Confronting TaboosThe issue you hold in your hands is long overdue. Yes, perhaps we went over-the-top with our cover type, but we mean what we say. And we want all Mix 5/01/2007 8:00 AM Eastern
The issue you hold in your hands is long overdue. Yes, perhaps we went over-the-top with our cover type, but we mean what we say. And we want all Mix readers to pause — if just for a moment — and think about what goes on in their daily lives, both inside and outside the studio.
In researching this special issue, we found that for many, there is no life beyond their job. And that may be just fine for some. Ours is an industry that's fueled by passion, and sometimes that passion translates into 24-hour sessions or six weeks without a break writing code for a new software release. Those who live a life inside the pro audio world are here because they simply can't imagine being anywhere else. The hours, the lifestyle, the take-out food are all part of the game. Or as Hunter S. Thompson said, “Buy the ticket, take the ride.”
But that doesn't mean passion can't be balanced by a bit of common sense. In developing this year's themed issue, we were responding to two areas of concern. First, we noticed too many obituaries crossing our desk — men and women in their 40s and 50s who had plenty left to give. And second, we started thinking about ears. Last year, the mass media inundated us with warnings about how earbuds are wrecking an entire generation's hearing. What's really going on and how can we — who live a life in audio — save our own ears?

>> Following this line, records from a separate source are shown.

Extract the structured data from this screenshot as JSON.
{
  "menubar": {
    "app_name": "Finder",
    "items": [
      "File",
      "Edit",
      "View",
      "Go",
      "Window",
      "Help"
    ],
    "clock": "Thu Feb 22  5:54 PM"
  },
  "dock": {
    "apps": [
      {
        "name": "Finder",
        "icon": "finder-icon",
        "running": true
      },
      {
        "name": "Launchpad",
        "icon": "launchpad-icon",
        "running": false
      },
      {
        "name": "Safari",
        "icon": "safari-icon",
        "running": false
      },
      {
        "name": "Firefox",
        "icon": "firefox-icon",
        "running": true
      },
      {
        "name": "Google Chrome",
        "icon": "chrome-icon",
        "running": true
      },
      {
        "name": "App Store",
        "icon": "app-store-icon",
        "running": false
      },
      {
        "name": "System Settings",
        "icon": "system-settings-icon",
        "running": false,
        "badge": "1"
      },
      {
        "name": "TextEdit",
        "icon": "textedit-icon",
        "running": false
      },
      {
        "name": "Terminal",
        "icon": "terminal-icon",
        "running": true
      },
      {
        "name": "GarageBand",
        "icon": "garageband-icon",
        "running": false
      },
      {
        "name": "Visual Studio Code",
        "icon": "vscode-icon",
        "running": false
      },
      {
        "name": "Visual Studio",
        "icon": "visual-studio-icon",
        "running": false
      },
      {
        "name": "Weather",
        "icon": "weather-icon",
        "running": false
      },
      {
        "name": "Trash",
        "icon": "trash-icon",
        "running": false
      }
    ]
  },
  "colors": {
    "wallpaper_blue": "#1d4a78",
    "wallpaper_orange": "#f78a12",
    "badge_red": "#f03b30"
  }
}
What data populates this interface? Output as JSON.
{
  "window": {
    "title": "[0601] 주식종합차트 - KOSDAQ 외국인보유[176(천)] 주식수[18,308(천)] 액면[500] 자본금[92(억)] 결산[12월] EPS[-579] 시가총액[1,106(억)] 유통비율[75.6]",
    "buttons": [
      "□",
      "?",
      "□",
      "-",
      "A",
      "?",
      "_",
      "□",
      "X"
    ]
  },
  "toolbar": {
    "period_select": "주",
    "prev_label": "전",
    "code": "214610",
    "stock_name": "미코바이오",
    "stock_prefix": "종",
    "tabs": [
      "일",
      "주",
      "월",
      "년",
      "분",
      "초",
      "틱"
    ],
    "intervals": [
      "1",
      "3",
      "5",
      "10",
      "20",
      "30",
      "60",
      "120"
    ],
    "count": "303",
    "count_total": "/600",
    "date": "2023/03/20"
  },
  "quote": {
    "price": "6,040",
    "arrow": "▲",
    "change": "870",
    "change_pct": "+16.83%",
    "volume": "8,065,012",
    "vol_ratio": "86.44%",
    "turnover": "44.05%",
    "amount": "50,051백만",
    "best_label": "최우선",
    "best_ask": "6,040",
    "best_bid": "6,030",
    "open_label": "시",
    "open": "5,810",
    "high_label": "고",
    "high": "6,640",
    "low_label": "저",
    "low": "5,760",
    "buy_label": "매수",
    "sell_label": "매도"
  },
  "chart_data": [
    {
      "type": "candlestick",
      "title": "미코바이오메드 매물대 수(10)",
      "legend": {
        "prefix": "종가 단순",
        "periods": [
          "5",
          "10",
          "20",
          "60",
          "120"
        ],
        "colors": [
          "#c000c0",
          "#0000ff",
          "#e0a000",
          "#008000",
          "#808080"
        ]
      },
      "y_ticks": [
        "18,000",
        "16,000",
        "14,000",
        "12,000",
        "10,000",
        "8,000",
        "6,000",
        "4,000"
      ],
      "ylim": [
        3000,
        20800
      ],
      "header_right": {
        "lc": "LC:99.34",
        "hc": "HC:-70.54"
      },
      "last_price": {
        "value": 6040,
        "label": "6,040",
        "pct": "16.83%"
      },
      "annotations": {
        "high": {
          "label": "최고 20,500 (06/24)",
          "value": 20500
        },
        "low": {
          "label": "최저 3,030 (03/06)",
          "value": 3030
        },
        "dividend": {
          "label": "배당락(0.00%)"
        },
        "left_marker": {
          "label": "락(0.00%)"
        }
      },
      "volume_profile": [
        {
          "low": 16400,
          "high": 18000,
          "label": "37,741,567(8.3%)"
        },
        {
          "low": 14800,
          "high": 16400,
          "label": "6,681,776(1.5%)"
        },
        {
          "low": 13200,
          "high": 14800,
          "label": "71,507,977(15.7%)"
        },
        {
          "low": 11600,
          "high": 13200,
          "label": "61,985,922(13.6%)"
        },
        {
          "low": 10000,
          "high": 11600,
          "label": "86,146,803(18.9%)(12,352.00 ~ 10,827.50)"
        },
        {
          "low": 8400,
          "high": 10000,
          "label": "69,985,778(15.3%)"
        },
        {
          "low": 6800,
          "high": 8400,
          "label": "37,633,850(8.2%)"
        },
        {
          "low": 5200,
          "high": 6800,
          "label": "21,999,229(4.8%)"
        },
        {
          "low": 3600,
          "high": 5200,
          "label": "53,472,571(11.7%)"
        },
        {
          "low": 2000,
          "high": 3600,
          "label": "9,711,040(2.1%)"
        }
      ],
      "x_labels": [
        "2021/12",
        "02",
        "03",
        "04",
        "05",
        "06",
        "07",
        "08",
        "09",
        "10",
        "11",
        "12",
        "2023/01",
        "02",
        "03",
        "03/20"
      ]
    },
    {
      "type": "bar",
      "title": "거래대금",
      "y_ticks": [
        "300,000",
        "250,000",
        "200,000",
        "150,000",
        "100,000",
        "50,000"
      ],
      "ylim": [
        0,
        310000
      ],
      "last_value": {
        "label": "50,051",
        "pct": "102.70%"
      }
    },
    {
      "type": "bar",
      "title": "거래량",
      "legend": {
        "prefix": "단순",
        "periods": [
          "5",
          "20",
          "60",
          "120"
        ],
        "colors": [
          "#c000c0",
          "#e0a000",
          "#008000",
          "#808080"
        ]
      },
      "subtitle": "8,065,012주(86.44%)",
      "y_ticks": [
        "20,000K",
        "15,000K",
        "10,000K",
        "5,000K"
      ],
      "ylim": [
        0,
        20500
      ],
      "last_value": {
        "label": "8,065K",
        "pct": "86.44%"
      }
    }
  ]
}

Not surprisingly, we found health and hearing to be taboo topics in professional audio. If an NFL running back pulls a hamstring, it's front-page news, but if an engineer discovers a notch at 3k, it's not meant for conversation. We know why that is, but that doesn't mean engineers should avoid getting their ears checked — or continue to ignore the hazards. Steps taken now can prevent further damage.
“When I talked to audiologists, they seemed perplexed that people who depend on their ears for a living are often the ones most reluctant to turn it down,” says Mix features editor Sarah Jones, who drove this issue from concept to completion. “But it's more than just hearing. Being aware means recognizing your own limits, whether it's volume levels or pulling a second all-nighter this week. People can find success without reaching their breaking point. It's all up to the individual.”
Each person's situation is different, and what causes stress in some may provide an adrenaline rush for others. But there is no denying that the world of professional audio presents some common lifestyle stressors, and some definite demands on hearing. Solutions for managing stress and for protecting your hearing are out there; it's a matter of finding what works best for you.
We're not self-help artists here, and we're not trying to tell anybody how to live a “correct” life. As Blair Jackson points out in our opening essay, there are plenty of glass houses here in our office. But we do care about this industry, and that means we care about the people who make it run.
Keep the passion. Keep the faith. Pump up the volume when the music demands it. Just be smart. And be aware.